if young Mrs. DeLuca actually can take over the script and nix characters at will, is it possible that all the characters in the strip are actually projections of Mike? Perhaps the entire strip has been a giant puff of Mike's imagination, like Mr. Butts. So my question is -- what was Mike smoking back in college that set him on this 40 year trip, and where can I get some?

R.B.S. | San Francisco, CA | August 01, 2012

I thought this must be Mike's summer daydream. Then I realized it's Alex's summer daydream. A mindbender.

Dr. Jimmy and Mr. Jim | Whitmore Lake, MI | August 01, 2012

Drew and other children of Baby Boomers, know that we will not go quietly into that good night, and you can not yet take over our world. Keep up the good fight, Mike D. You are an original and cannot be replaced.

Pat Goudey O'Brien | Warren, VT | August 01, 2012

I am so missing the steady hand of the duty officer. Alex is running amok! I love the girl, but she needs someone to rein her in, and her Daddy -- the rational parent -- was never all that good at it. I hope GBT can successfully pull this back to a reasonable place after messing with our heads this way. It's not nice to fool with cartoon nature...

Isabel | Edling, GERMANY | August 01, 2012

Please, please let the Alex takeover be a Summer Dream! And may we wake up soon... it's more like a nightmare. Mike, show some backbone already!

J.W.H. | Springfield, VA | July 31, 2012

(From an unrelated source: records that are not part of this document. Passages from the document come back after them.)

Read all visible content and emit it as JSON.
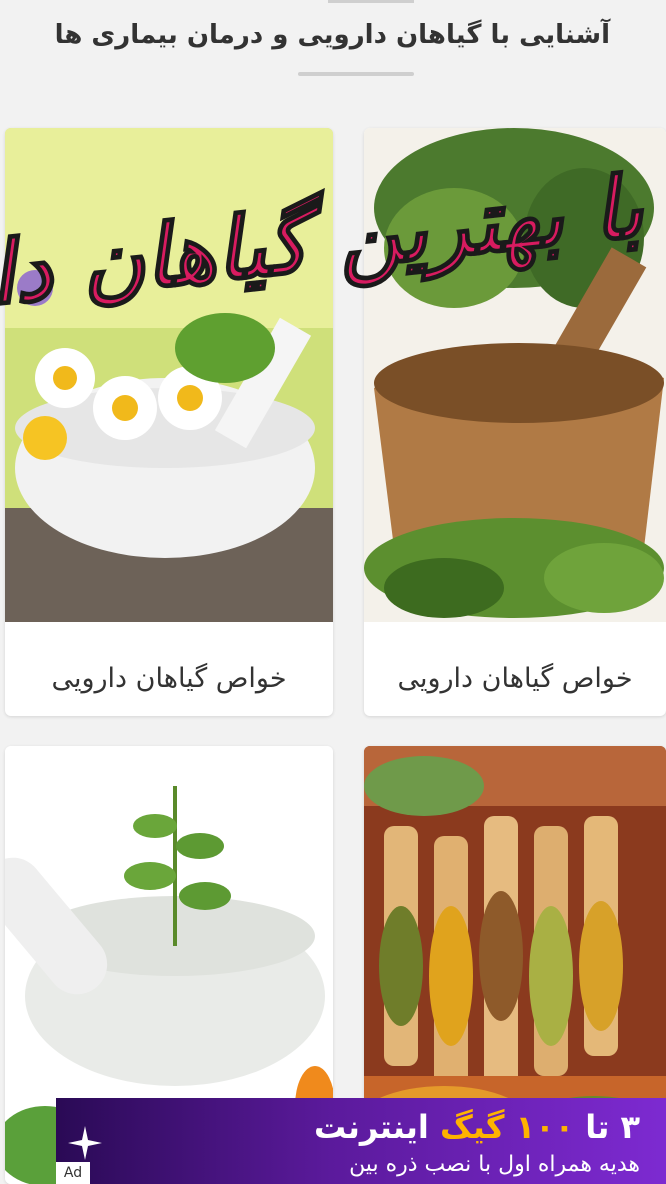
{
  "header": {
    "title": "آشنایی با گیاهان دارویی و درمان بیماری ها"
  },
  "banner": {
    "text": "با بهترین گیاهان دارویی"
  },
  "cards": [
    {
      "caption": "خواص گیاهان دارویی",
      "image": "herbs-mortar"
    },
    {
      "caption": "خواص گیاهان دارویی",
      "image": "chamomile-mortar"
    },
    {
      "caption": "",
      "image": "spices-scoops"
    },
    {
      "caption": "",
      "image": "mint-mortar"
    }
  ],
  "ad": {
    "line1_start": "۳ تا ",
    "line1_highlight": "۱۰۰ گیگ",
    "line1_end": " اینترنت",
    "line2": "هدیه همراه اول با نصب ذره بین",
    "badge": "Ad"
  }
}
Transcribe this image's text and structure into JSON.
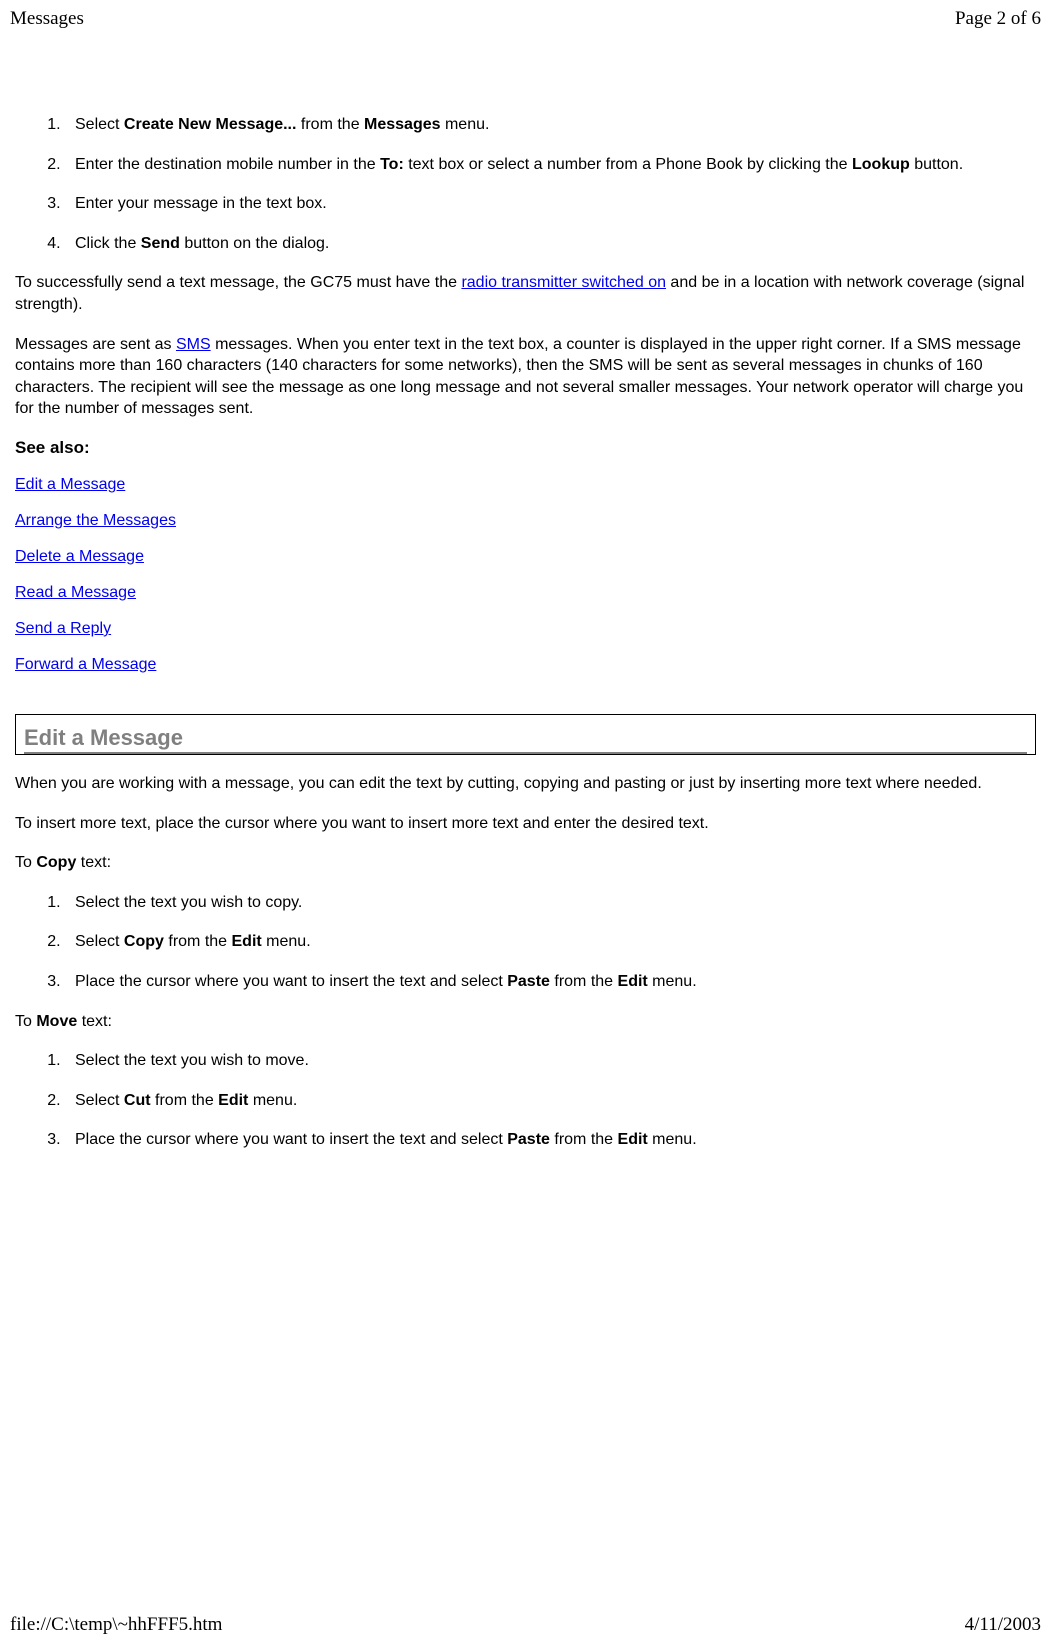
{
  "header": {
    "title": "Messages",
    "pageInfo": "Page 2 of 6"
  },
  "steps1": {
    "item1": {
      "pre": "Select ",
      "b1": "Create New Message...",
      "mid": " from the ",
      "b2": "Messages",
      "post": " menu."
    },
    "item2": {
      "pre": "Enter the destination mobile number in the ",
      "b1": "To:",
      "mid": " text box or select a number from a Phone Book by clicking the ",
      "b2": "Lookup",
      "post": " button."
    },
    "item3": "Enter your message in the text box.",
    "item4": {
      "pre": "Click the ",
      "b1": "Send",
      "post": " button on the dialog."
    }
  },
  "para1": {
    "pre": "To successfully send a text message, the GC75 must have the ",
    "link": "radio transmitter switched on",
    "post": " and be in a location with network coverage (signal strength)."
  },
  "para2": {
    "pre": "Messages are sent as ",
    "link": "SMS",
    "post": " messages. When you enter text in the text box, a counter is displayed in the upper right corner. If a SMS message contains more than 160 characters (140 characters for some networks), then the SMS will be sent as several messages in chunks of 160 characters. The recipient will see the message as one long message and not several smaller messages. Your network operator will charge you for the number of messages sent."
  },
  "seeAlso": "See also:",
  "links": {
    "l1": "Edit a Message",
    "l2": "Arrange the Messages",
    "l3": "Delete a Message",
    "l4": "Read a Message",
    "l5": "Send a Reply",
    "l6": "Forward a Message"
  },
  "section2": {
    "title": "Edit a Message",
    "p1": "When you are working with a message, you can edit the text by cutting, copying and pasting or just by inserting more text where needed.",
    "p2": "To insert more text, place the cursor where you want to insert more text and enter the desired text.",
    "copyIntro": {
      "pre": "To ",
      "b": "Copy",
      "post": " text:"
    },
    "copySteps": {
      "s1": "Select the text you wish to copy.",
      "s2": {
        "pre": "Select ",
        "b1": "Copy",
        "mid": " from the ",
        "b2": "Edit",
        "post": " menu."
      },
      "s3": {
        "pre": "Place the cursor where you want to insert the text and select ",
        "b1": "Paste",
        "mid": " from the ",
        "b2": "Edit",
        "post": " menu."
      }
    },
    "moveIntro": {
      "pre": "To ",
      "b": "Move",
      "post": " text:"
    },
    "moveSteps": {
      "s1": "Select the text you wish to move.",
      "s2": {
        "pre": "Select ",
        "b1": "Cut",
        "mid": " from the ",
        "b2": "Edit",
        "post": " menu."
      },
      "s3": {
        "pre": "Place the cursor where you want to insert the text and select ",
        "b1": "Paste",
        "mid": " from the ",
        "b2": "Edit",
        "post": " menu."
      }
    }
  },
  "footer": {
    "path": "file://C:\\temp\\~hhFFF5.htm",
    "date": "4/11/2003"
  }
}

I'm a Gen-X dude -- midway between Mike's age and Alex's age. But I'm seriously laughing at this week's "handing over the strip to Alex" conceit. But it also makes me a little sad. I can't help comparing Mike to my own Baby Boomer parents, and I wonder what it feels like for them as their children (now in their 30s) are hitting their stride personally and professionally.